CHAPTER I. "Dream by dream shot through her eyes, and eachOutshone the last that lighted." SWINBURNE. Midnight,—without darkness, without stars! Midnight—and the unwearied sun stood, yet visible in the heavens, like a victorious king throned on a dais of royal purple bordered with gold. The sky above him,—his canopy,—gleamed with a cold yet lustrous blue, while across it slowly flitted a few wandering clouds of... more...

CHAPTER I London,—and a night in June. London, swart and grim, semi-shrouded in a warm close mist of mingled human breath and acrid vapour steaming up from the clammy crowded streets,—London, with a million twinkling lights gleaming sharp upon its native blackness, and looking, to a dreamer's eye, like some gigantic Fortress, built line upon line and tower upon tower,—with huge ramparts raised about it frowningly as though in... more...

CHAPTER I THE KING'S PLEASAUNCE "In the beginning," so we are told, "God made the heavens and the earth." The statement is simple and terse; it is evidently intended to be wholly comprehensive. Its decisive, almost abrupt tone would seem to forbid either question or argument. The old-world narrator of the sublime event thus briefly chronicled was a poet of no mean quality, though moved by the natural conceit of man to give undue importance to... more...


CHAPTER I The old by-road went rambling down into a dell of deep green shadow. It was a reprobate of a road,—a vagrant of the land,— having long ago wandered out of straight and even courses and taken to meandering aimlessly into many ruts and furrows under arching trees, which in wet weather poured their weight of dripping rain upon it and made it little more than a mud pool. Between straggling bushes of elder and hazel, blackberry... more...

PROLOGUE. We live in an age of universal inquiry, ergo of universal scepticism. The prophecies of the poet, the dreams of the philosopher and scientist, are being daily realized—things formerly considered mere fairy-tales have become facts—yet, in spite of the marvels of learning and science that are hourly accomplished among us, the attitude of mankind is one of disbelief. "There is no God!" cries one theorist; "or if there be one,... more...

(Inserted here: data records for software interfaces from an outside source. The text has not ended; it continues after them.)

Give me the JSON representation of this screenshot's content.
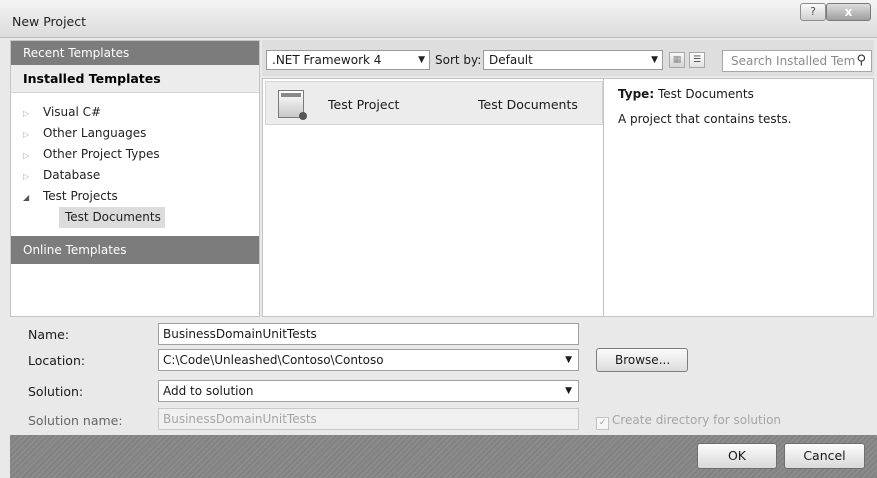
{
  "window": {
    "title": "New Project",
    "help_label": "?",
    "close_label": "x"
  },
  "sidebar": {
    "recent_label": "Recent Templates",
    "installed_label": "Installed Templates",
    "tree": [
      {
        "label": "Visual C#",
        "expanded": false
      },
      {
        "label": "Other Languages",
        "expanded": false
      },
      {
        "label": "Other Project Types",
        "expanded": false
      },
      {
        "label": "Database",
        "expanded": false
      },
      {
        "label": "Test Projects",
        "expanded": true
      }
    ],
    "selected_child": "Test Documents",
    "online_label": "Online Templates"
  },
  "toolbar": {
    "framework": ".NET Framework 4",
    "sort_label": "Sort by:",
    "sort_value": "Default",
    "search_placeholder": "Search Installed Tem",
    "view_icons": [
      "small-icons-view-icon",
      "medium-icons-view-icon"
    ]
  },
  "templates": [
    {
      "name": "Test Project",
      "category": "Test Documents",
      "icon": "test-project-icon"
    }
  ],
  "details": {
    "type_label": "Type:",
    "type_value": "Test Documents",
    "description": "A project that contains tests."
  },
  "form": {
    "name_label": "Name:",
    "name_value": "BusinessDomainUnitTests",
    "location_label": "Location:",
    "location_value": "C:\\Code\\Unleashed\\Contoso\\Contoso",
    "browse_label": "Browse...",
    "solution_label": "Solution:",
    "solution_value": "Add to solution",
    "solution_name_label": "Solution name:",
    "solution_name_value": "BusinessDomainUnitTests",
    "create_dir_label": "Create directory for solution",
    "create_dir_checked": true
  },
  "buttons": {
    "ok": "OK",
    "cancel": "Cancel"
  }
}
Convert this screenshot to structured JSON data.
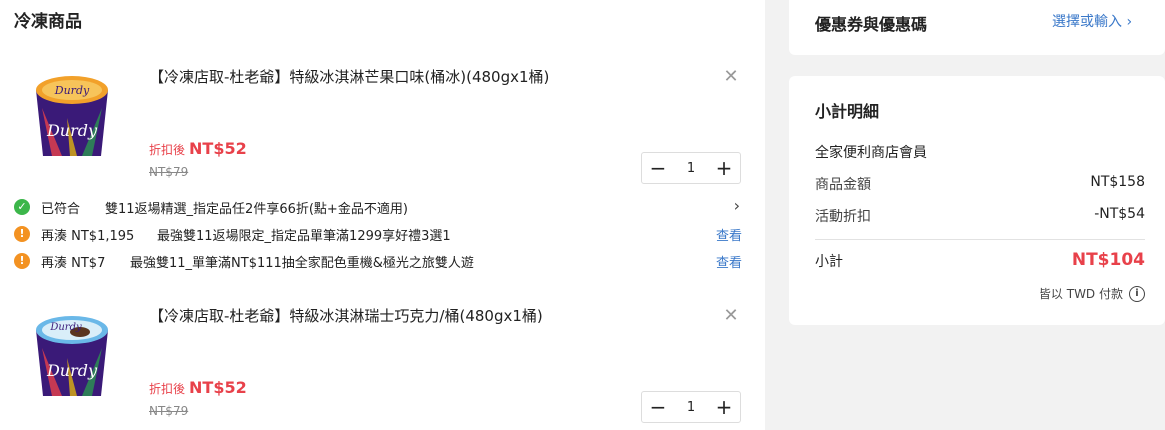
{
  "section": {
    "title": "冷凍商品"
  },
  "products": [
    {
      "name": "【冷凍店取-杜老爺】特級冰淇淋芒果口味(桶冰)(480gx1桶)",
      "discount_label": "折扣後",
      "discount_price": "NT$52",
      "original_price": "NT$79",
      "quantity": "1",
      "remove_icon": "✕",
      "minus": "−",
      "plus": "+"
    },
    {
      "name": "【冷凍店取-杜老爺】特級冰淇淋瑞士巧克力/桶(480gx1桶)",
      "discount_label": "折扣後",
      "discount_price": "NT$52",
      "original_price": "NT$79",
      "quantity": "1",
      "remove_icon": "✕",
      "minus": "−",
      "plus": "+"
    }
  ],
  "promotions": [
    {
      "status": "已符合",
      "text": "雙11返場精選_指定品任2件享66折(點+金品不適用)",
      "icon": "check-icon",
      "color": "#3cb64a",
      "chevron": "›"
    },
    {
      "status": "再湊 NT$1,195",
      "text": "最強雙11返場限定_指定品單筆滿1299享好禮3選1",
      "icon": "alert-icon",
      "color": "#f39222",
      "link": "查看"
    },
    {
      "status": "再湊 NT$7",
      "text": "最強雙11_單筆滿NT$111抽全家配色重機&極光之旅雙人遊",
      "icon": "alert-icon",
      "color": "#f39222",
      "link": "查看"
    }
  ],
  "coupon": {
    "title": "優惠券與優惠碼",
    "link": "選擇或輸入"
  },
  "summary": {
    "title": "小計明細",
    "member": "全家便利商店會員",
    "rows": [
      {
        "label": "商品金額",
        "value": "NT$158"
      },
      {
        "label": "活動折扣",
        "value": "-NT$54"
      }
    ],
    "subtotal_label": "小計",
    "subtotal_value": "NT$104",
    "currency_note": "皆以 TWD 付款"
  },
  "colors": {
    "accent_red": "#e8414a",
    "link_blue": "#3a78c9",
    "check_green": "#3cb64a",
    "alert_orange": "#f39222"
  }
}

CHAPTER I A cloud floated slowly above the mountain peak. Vast, fleecy and white as the crested foam of a sea-wave, it sailed through the sky with a divine air of majesty, seeming almost to express a consciousness of its own grandeur. Over a spacious tract of Southern California it extended its snowy canopy, moving from the distant Pacific Ocean across the heights of the Sierra Madre, now and then catching fire at its extreme edge from the... more...